Outside of the great civil rights heroes and some of the better presidents, few figures of the 20th century have attained American Folk Hero status as securely as Elvis Presley. Concisely sealed within the space of just over two decades, Elvis’ story and stature are deeply woven into American culture. His music remains, and largely still holds up, but it’s almost beside the point: Elvis is a fact, an archetype, a lifestyle. I was born just seven years after his death, but already it was as impossible to imagine sharing the earth with a living, breathing Elvis, as if he were a brontosaurus (or, perhaps more accurately given his post-mortem career as a tabloid fixture, Bat Boy).
So consider tonight’s Elvis double feature a chance to separate Elvis the Performer from Elvis the Tragic Demigod. First up is 1964’s VIVA LAS VEGAS, a breezy romp placed about midway through Presley’s career as a thespian. In the traditional Elvis Story, his movies usually represent the fall from grace, where the dangerously sexual redneck teen slowly metamorphosed into a genial, sanitized rom-com leading man. While there’s maybe nothing wrong about that view, it also misses the point. Yeah, Elvis’ movies are (mostly) dumb, but rock ‘n’ roll is supposed to be dumb. In this one, Elvis plays a drag racer in the Las Vegas Grand Prix who finds himself waylaid by a beautiful swimming pool manager. Which, again: pretty dumb. But it’s also a hell of a lot of fun, packed with some of Elvis’s best songs (including the title track, as well as his cover of Ray Charles’ “What’d I Say”), as well as one of his best leading ladies in the always-game Ann-Margret.
If VIVA LAS VEGAS represents the face of Elvis’ myth-making, ELVIS: THAT’S THE WAY IT IS offers a glimpse of the man behind the curtain. Once again, Presley finds himself in Vegas, but rather than providing a glamorous narrative, THAT’S THE WAY IT IS offers a relatively modest documentary look at the King’s stage residency that would define the last few years of his career.
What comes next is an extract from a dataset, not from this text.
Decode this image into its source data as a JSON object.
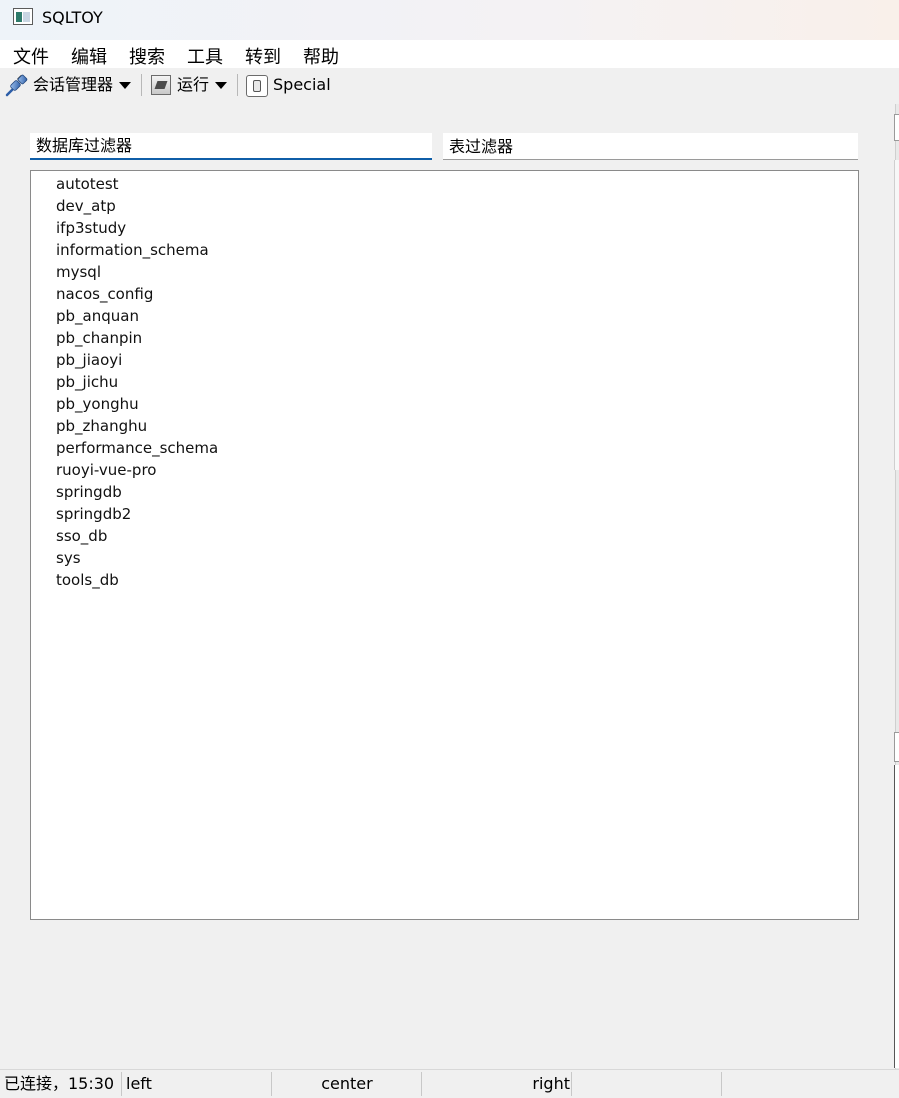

The Elvis on view here is a far cry from the Sun Records smart-ass, but he’s still a few years away from full-on Fat Elvis – think of this period as “Elvis Impersonator Elvis.” But while his stage show had gotten increasingly chintzy, much of the film is devoted to the process behind it: Elvis forgets lyrics, hammers out the arrangement with his backing band, and goofs off with members of his “Memphis Mafia.” Think of it as the LAST TEMPTATION to VIVA’s PASSION. Or, you know, just think of both as an excuse to watch a great entertainer.
Sunday, March 16
VIVA LAS VEGAS (1964) dir. George Sidney 2:30 PM, 7:00 PM
ELVIS: THAT’S THE WAY IT IS (1970) dir. Denis Sanders 4:30 PM, 9:00 PM
55 Davis Square
Somerville, MA 02144